▶ [What you have to do]: Give a verbatim copy of the lines below, minus the pictures.

- - -

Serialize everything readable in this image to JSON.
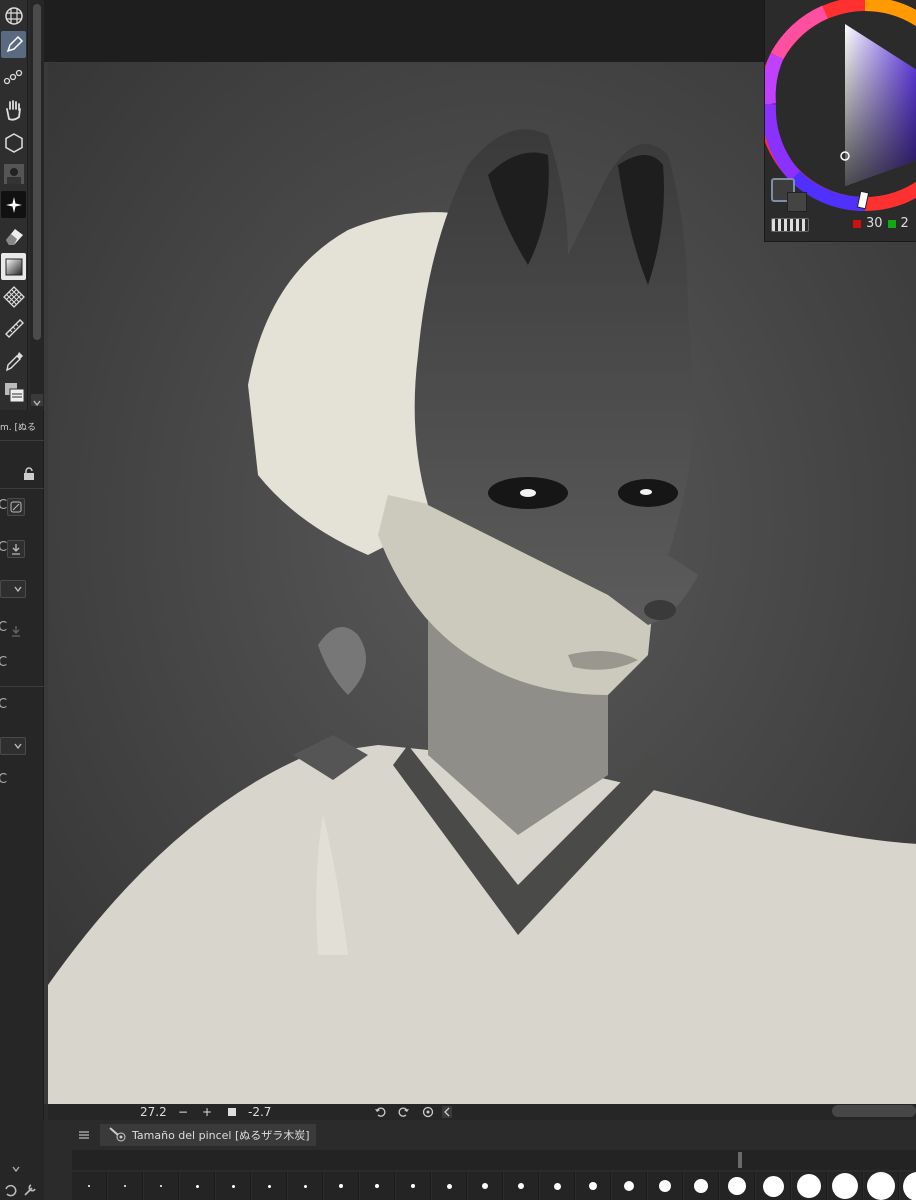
{
  "toolbar": {
    "tools": [
      {
        "name": "grid-tool-icon"
      },
      {
        "name": "pen-tool-icon",
        "active": true
      },
      {
        "name": "chain-tool-icon"
      },
      {
        "name": "hand-tool-icon"
      },
      {
        "name": "hexagon-tool-icon"
      },
      {
        "name": "thumbnail-tool-icon"
      },
      {
        "name": "sparkle-tool-icon"
      },
      {
        "name": "eraser-tool-icon"
      },
      {
        "name": "gradient-tool-icon"
      },
      {
        "name": "pattern-tool-icon"
      },
      {
        "name": "ruler-tool-icon"
      },
      {
        "name": "eyedropper-tool-icon"
      },
      {
        "name": "layer-tool-icon"
      }
    ]
  },
  "tool_property": {
    "title": "m. [ぬる"
  },
  "color_panel": {
    "red_value": "30",
    "green_value": "2",
    "red_color": "#cc1111",
    "green_color": "#11aa11"
  },
  "status": {
    "zoom": "27.2",
    "minus": "−",
    "plus": "+",
    "angle": "-2.7"
  },
  "brush_size_panel": {
    "tab_label": "Tamaño del pincel [ぬるザラ木炭]",
    "size_levels": [
      0.3,
      0.3,
      0.3,
      0.35,
      0.35,
      0.4,
      0.4,
      0.45,
      0.5,
      0.55,
      0.6,
      0.7,
      0.8,
      0.9,
      1.0,
      1.2,
      1.5,
      1.8,
      2.2,
      2.6,
      3.0,
      3.3,
      3.5,
      3.6
    ]
  }
}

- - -

▶ [Exercise response]:
Serialize everything readable in this image to JSON.
{
  "toolbar": {
    "tools": [
      {
        "name": "grid-tool-icon"
      },
      {
        "name": "pen-tool-icon",
        "active": true
      },
      {
        "name": "chain-tool-icon"
      },
      {
        "name": "hand-tool-icon"
      },
      {
        "name": "hexagon-tool-icon"
      },
      {
        "name": "thumbnail-tool-icon"
      },
      {
        "name": "sparkle-tool-icon"
      },
      {
        "name": "eraser-tool-icon"
      },
      {
        "name": "gradient-tool-icon"
      },
      {
        "name": "pattern-tool-icon"
      },
      {
        "name": "ruler-tool-icon"
      },
      {
        "name": "eyedropper-tool-icon"
      },
      {
        "name": "layer-tool-icon"
      }
    ]
  },
  "tool_property": {
    "title": "m. [ぬる"
  },
  "color_panel": {
    "red_value": "30",
    "green_value": "2",
    "red_color": "#cc1111",
    "green_color": "#11aa11"
  },
  "status": {
    "zoom": "27.2",
    "minus": "−",
    "plus": "+",
    "angle": "-2.7"
  },
  "brush_size_panel": {
    "tab_label": "Tamaño del pincel [ぬるザラ木炭]",
    "size_levels": [
      0.3,
      0.3,
      0.3,
      0.35,
      0.35,
      0.4,
      0.4,
      0.45,
      0.5,
      0.55,
      0.6,
      0.7,
      0.8,
      0.9,
      1.0,
      1.2,
      1.5,
      1.8,
      2.2,
      2.6,
      3.0,
      3.3,
      3.5,
      3.6
    ]
  }
}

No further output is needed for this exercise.